— Mildred Howard, CALL Career Documentation for the Visual Artist


The hardest part of the process is starting. Much like your artistic practice, cataloging your work will require establishing a routine and sticking with it.

Screen Shot 2018-02-19 at 1.05.01 PM.png

Diagram from Career Documentation for the Visual Artist: An Archive Planning Workbook and Resource Guide, Joan Mitchell Foundation, 2015.

Stage 1. Setting goals

Be S.M.A.R.T!

  • Specific - answer who, what, where, when and why?
  • Measurable - make sure there is a way to track your progress
  • Attainable - set a goal that motivates you, that is a comfortable stretch for you
  • Realistic - know yourself and your abilities
  • Timely - specify a time frame

Stage 2. Physical inventory

Evaluate your current storage systems and identify what is absent and what can be improved upon. Balance best practices with practicality and budget - the idea is to safeguard your work as best as you can, NOT to become a museum or conservation house. See the Resources page for a list of books and online sources with information for storage requirements by medium. 

In general

  • Keep the temperature consistent and avoid extremes
  • Keep the humidity low, ideally artwork should be kept at humidity levels between 40 - 60%
  • Avoid direct sunlight
  • Avoid concrete floors
  • Control air quality - dust, pollen and sand should be kept at a minimum
  • Control pests

2D Works

  • Label and sign all works on paper - signature, year, inventory number
  • Indicate orientation for hanging! 
  • Use acid-free materials - plastic sleeves, tissue, glassine, archival folders
  • Store in drawers, boxes or ideally metal flatfiles
  • Roll larger works around a cardboard or plastic tube. Make sure to label the outside once wrapped.
  • Store canvases or framed work vertically on shelves with acid-free cardboard in between
  • To avoid warping on larger canvases, attach a reinforcement (Coroplast, foam core, or cardboard) directly to stretchers on the back of the canvas

Other notes

  • Clear a designated spot to sort work
  • Label storage areas and consider making a studio map
  • Designate a spot for items you wish to purge. You may want to use a two step system where you set items aside you wish to purge and revisit them later to decide to actually purge or to keep them.

Stage 3. define inventory numbering system

Assigning each work a unique number allows you to identify and track each piece with no ambiguity.

  • The inventory number should be on the piece, on any packaging for storage, and in your records
  • The number should be on sales receipts, consignment forms, and exhibition loan records
  • The number should never be altered

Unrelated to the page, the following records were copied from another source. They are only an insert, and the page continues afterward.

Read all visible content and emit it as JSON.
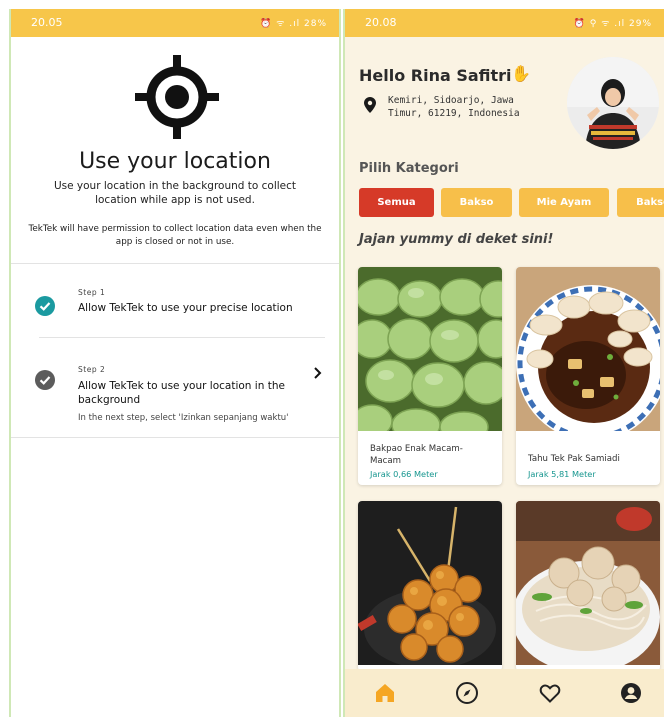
{
  "left": {
    "status_time": "20.05",
    "status_icons": "⏰ ᯤ .ıl 28%",
    "title": "Use your location",
    "description": "Use your location in the background to collect location while app is not used.",
    "note": "TekTek will have permission to collect location data even when the app is closed or not in use.",
    "steps": [
      {
        "number": "Step 1",
        "title": "Allow TekTek to use your precise location",
        "subtitle": "",
        "status": "done",
        "check_color": "#1b9aa0"
      },
      {
        "number": "Step 2",
        "title": "Allow TekTek to use your location in the background",
        "subtitle": "In the next step, select 'Izinkan sepanjang waktu'",
        "status": "done",
        "check_color": "#5c5c5c"
      }
    ]
  },
  "right": {
    "status_time": "20.08",
    "status_icons": "⏰ ⚲ ᯤ .ıl 29%",
    "greeting": "Hello Rina Safitri",
    "wave_icon": "waving-hand-icon",
    "address": "Kemiri, Sidoarjo, Jawa Timur, 61219, Indonesia",
    "category_title": "Pilih Kategori",
    "categories": [
      {
        "label": "Semua",
        "active": true
      },
      {
        "label": "Bakso",
        "active": false
      },
      {
        "label": "Mie Ayam",
        "active": false
      },
      {
        "label": "Bakso",
        "active": false
      }
    ],
    "nearby_title": "Jajan yummy di deket sini!",
    "foods": [
      {
        "name": "Bakpao Enak Macam-Macam",
        "distance": "Jarak 0,66 Meter"
      },
      {
        "name": "Tahu Tek Pak Samiadi",
        "distance": "Jarak 5,81 Meter"
      },
      {
        "name": "",
        "distance": ""
      },
      {
        "name": "",
        "distance": ""
      }
    ],
    "nav": [
      "home-icon",
      "compass-icon",
      "heart-icon",
      "profile-icon"
    ],
    "colors": {
      "accent": "#f7c64a",
      "active_chip": "#d63a28",
      "teal": "#17968f",
      "nav_active": "#f5a623"
    }
  }
}
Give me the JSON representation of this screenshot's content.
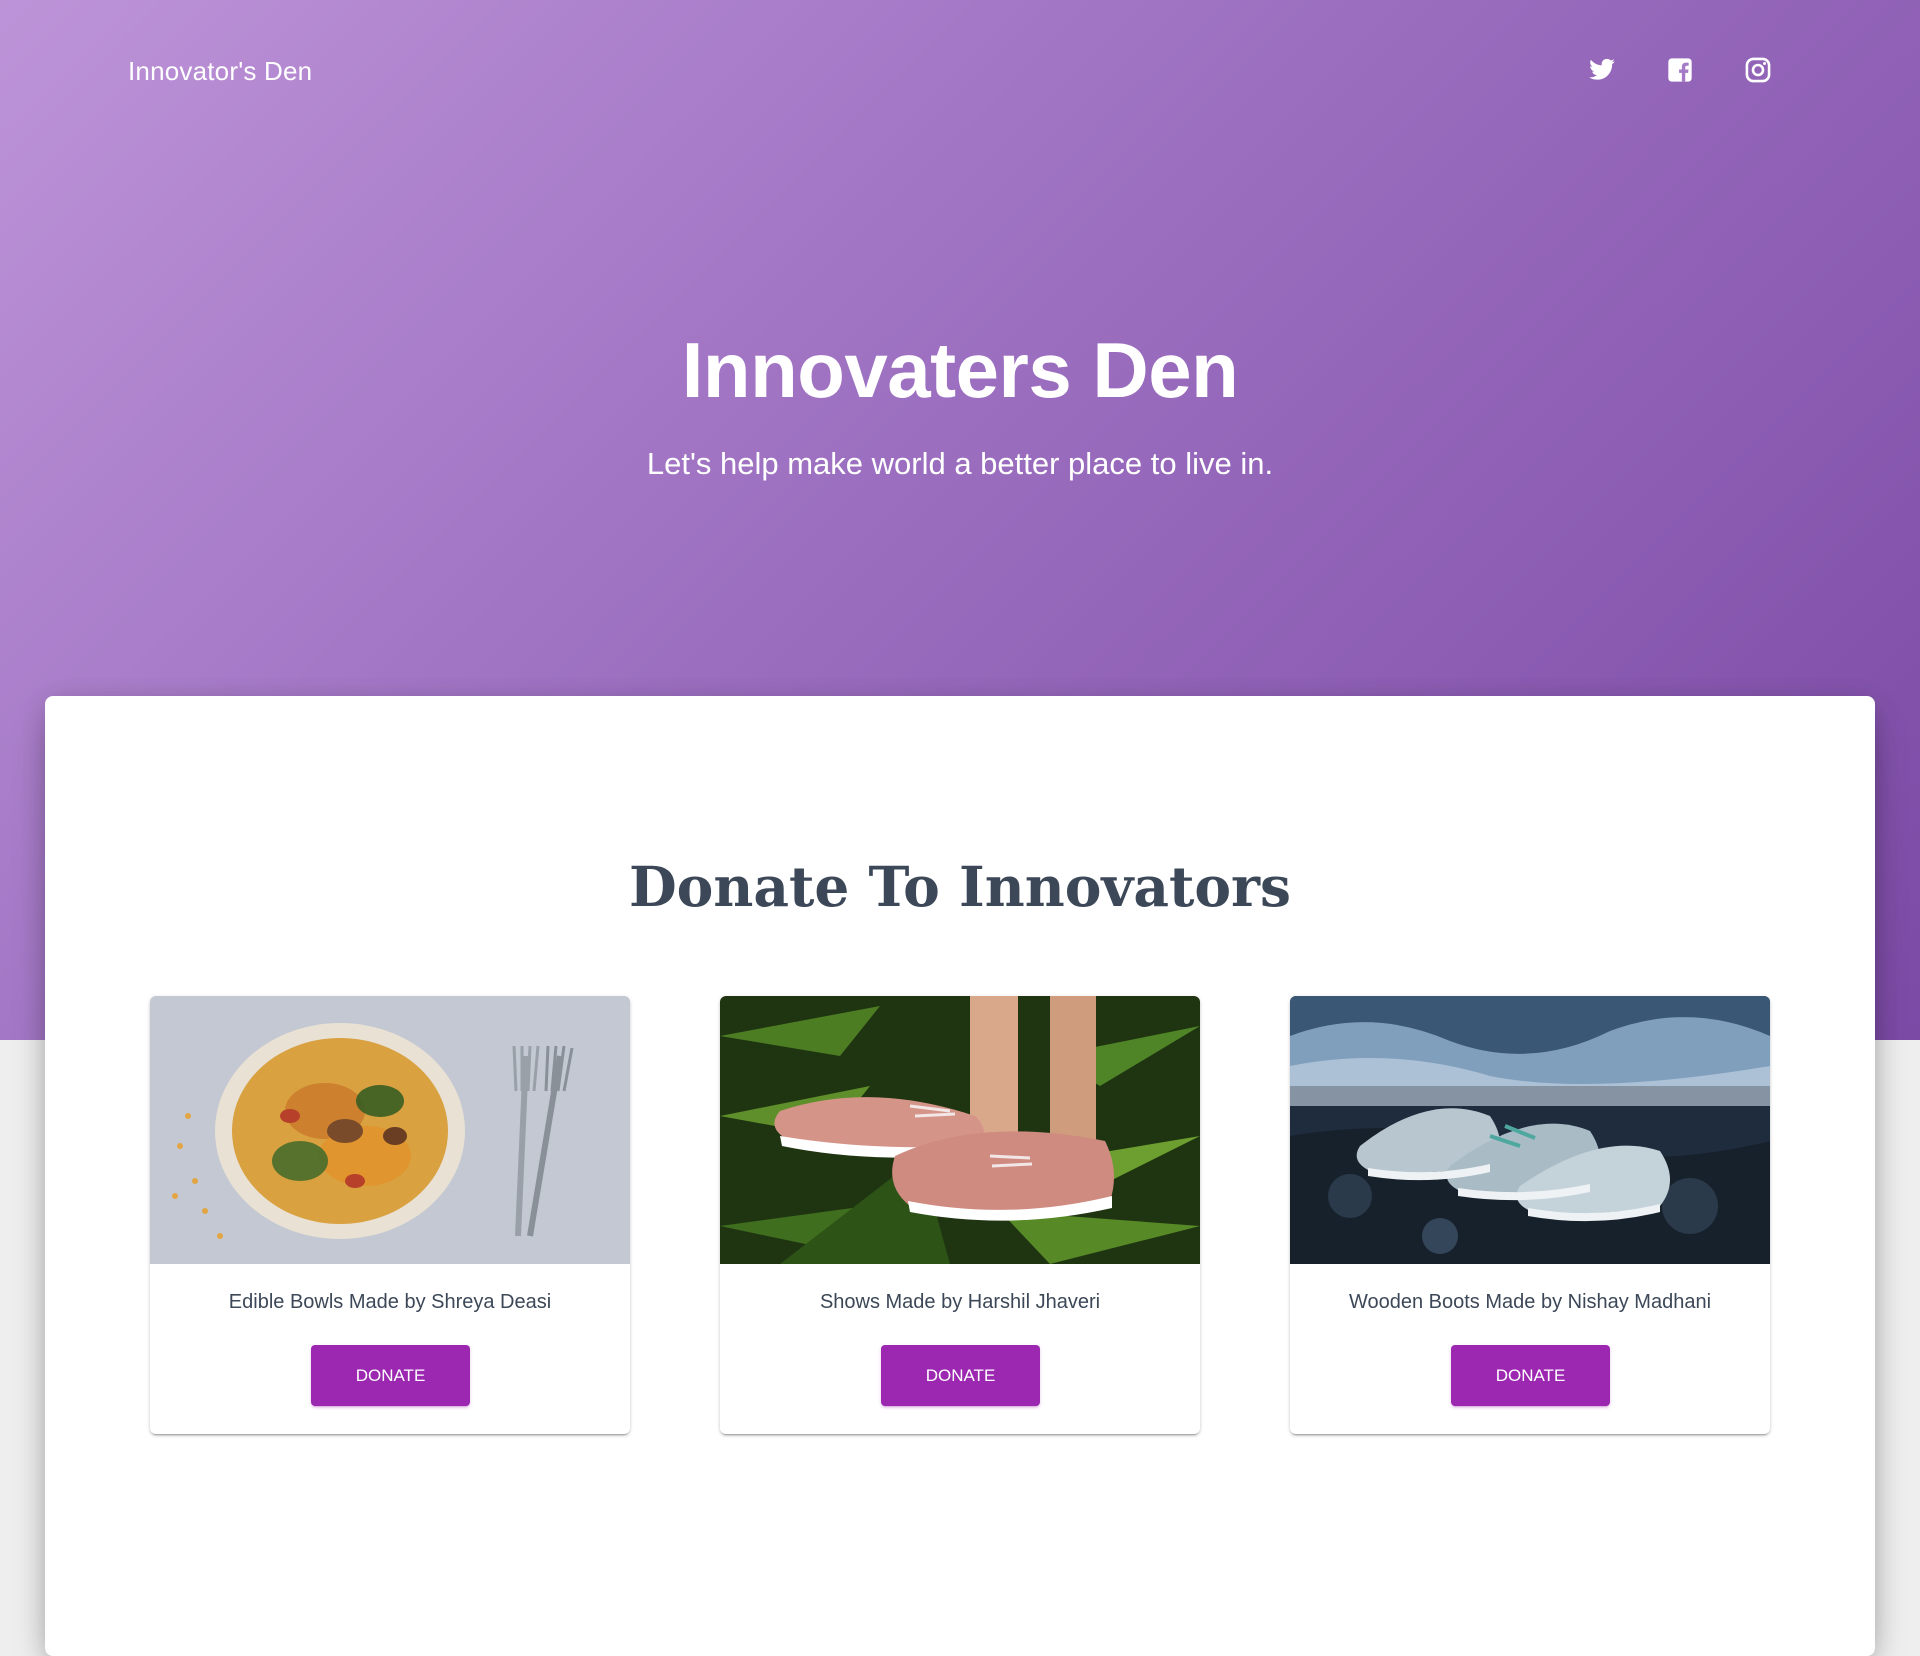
{
  "header": {
    "brand": "Innovator's Den",
    "social_icons": [
      "twitter-icon",
      "facebook-icon",
      "instagram-icon"
    ]
  },
  "hero": {
    "title": "Innovaters Den",
    "subtitle": "Let's help make world a better place to live in."
  },
  "section": {
    "title": "Donate To Innovators",
    "cards": [
      {
        "image": "pasta-bowl-photo",
        "caption": "Edible Bowls Made by Shreya Deasi",
        "button_label": "DONATE"
      },
      {
        "image": "pink-sneakers-photo",
        "caption": "Shows Made by Harshil Jhaveri",
        "button_label": "DONATE"
      },
      {
        "image": "ocean-sneakers-photo",
        "caption": "Wooden Boots Made by Nishay Madhani",
        "button_label": "DONATE"
      }
    ]
  },
  "colors": {
    "hero_gradient_start": "#bd93d8",
    "hero_gradient_end": "#7b4aa5",
    "button": "#9c27b0",
    "heading": "#3c4858",
    "page_background": "#eeeeee"
  }
}
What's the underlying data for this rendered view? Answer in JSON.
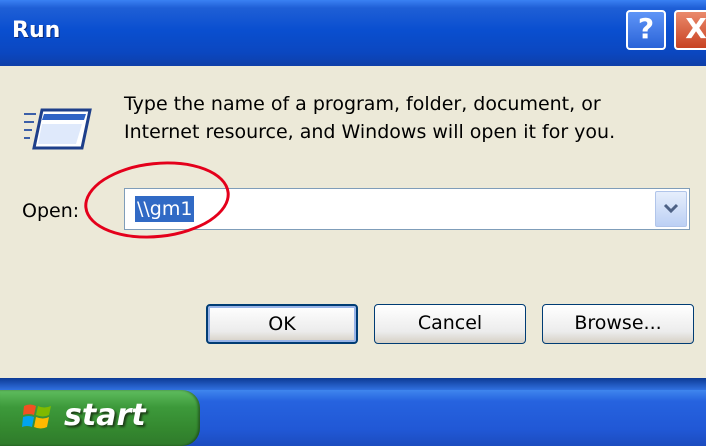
{
  "window": {
    "title": "Run",
    "help_glyph": "?",
    "close_glyph": "X"
  },
  "dialog": {
    "icon": "run-icon",
    "message_line1": "Type the name of a program, folder, document, or",
    "message_line2": "Internet resource, and Windows will open it for you.",
    "open_label": "Open:",
    "open_value": "\\\\gm1",
    "buttons": {
      "ok": "OK",
      "cancel": "Cancel",
      "browse": "Browse..."
    }
  },
  "annotation": {
    "shape": "ellipse",
    "color": "#e4001b"
  },
  "taskbar": {
    "start_label": "start"
  },
  "colors": {
    "titlebar": "#0a4fd0",
    "dialog_bg": "#ece9d8",
    "selection": "#316ac5",
    "start_green": "#3d9a3b",
    "taskbar_blue": "#2158d6"
  }
}
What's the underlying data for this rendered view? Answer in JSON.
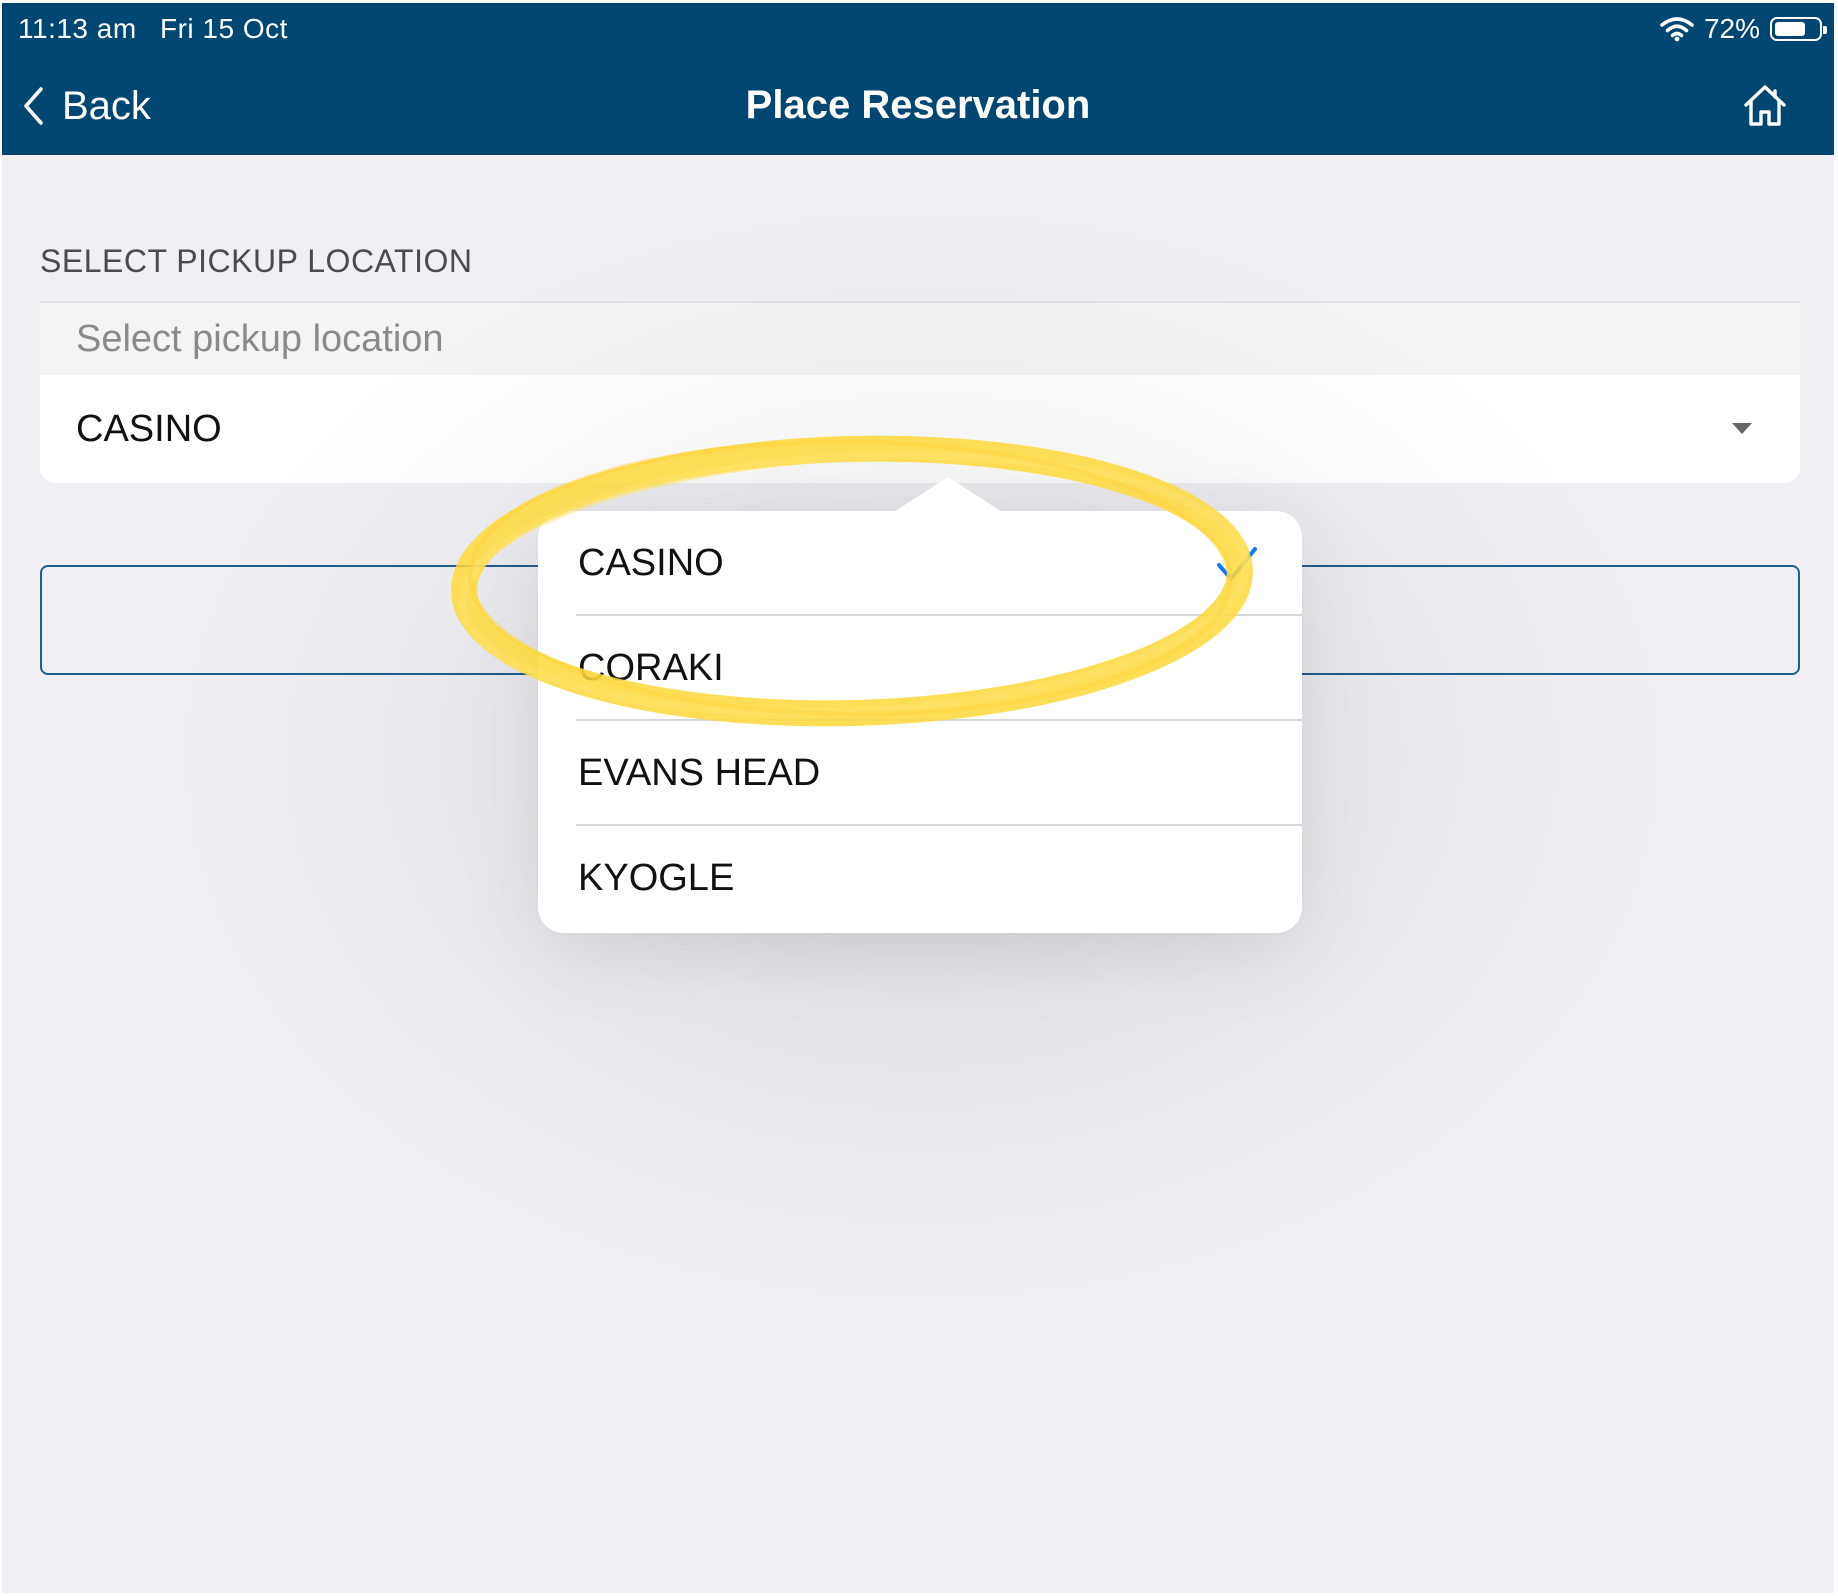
{
  "status_bar": {
    "time": "11:13 am",
    "date": "Fri 15 Oct",
    "battery_percent": "72%",
    "battery_level": 0.72
  },
  "nav": {
    "back_label": "Back",
    "title": "Place Reservation",
    "icons": {
      "back": "chevron-left-icon",
      "home": "home-icon"
    }
  },
  "pickup": {
    "section_label": "SELECT PICKUP LOCATION",
    "placeholder": "Select pickup location",
    "selected_value": "CASINO"
  },
  "dropdown": {
    "options": [
      {
        "label": "CASINO",
        "selected": true
      },
      {
        "label": "CORAKI",
        "selected": false
      },
      {
        "label": "EVANS HEAD",
        "selected": false
      },
      {
        "label": "KYOGLE",
        "selected": false
      }
    ]
  },
  "colors": {
    "nav_background": "#004672",
    "accent_blue": "#0a7aff",
    "highlight_yellow": "#ffd83a",
    "page_background": "#efeff4"
  }
}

The Joan Mitchell Foundation recommends a combination of the artist's initials, the year the work was completed, the category of work (for example: drawing, painting, print, textiles), and a number for the individual piece. The number for the piece would ideally be chronological within the year or category of work. I like their recommendation in that it alternates letters and numbers for easier reading and it avoids punctuation which can be problematic with computers.

TB2016PR001 or TB16PR001 - The 1st print made in 2016 by Trudy Barnes

TBXXGL12 - The 12th glass work from an unknown year by Trudy Barnes

TB17PH01of12 or TB17PH0112 - Photograph 1 of 12 printed in 2017 by Trudy Barnes

TB99IN1004 or TB99IN1D - 1st installation of 1999 by Trudy Barnes where 004 and D are an indicator of components

Kala uses an all numerical inventory number which denotes the year of the donation, the number of the artist donating (chronological to each year) and the number of the piece. This is a less precise method in that the same artist making multiple donations, even in the same year, will have multiple artist numbers, in this way this system is work centric not artist centric.

2016.54.1-2 - Piece 1 of 2 donated by the 54th artist donating in 2016


Homework for Week 2

Familiarize yourself with some of the database solutions available. Most, if not all, have a free trial available so you can see exactly what you are getting before you purchase. Pick a few to look at and come to Week 2 with your thoughts on them - How easy was the program to navigate? Did it include the types of information you want to track? Would you consider choosing it and why or why not? Is it doable with your budget? 

Week 2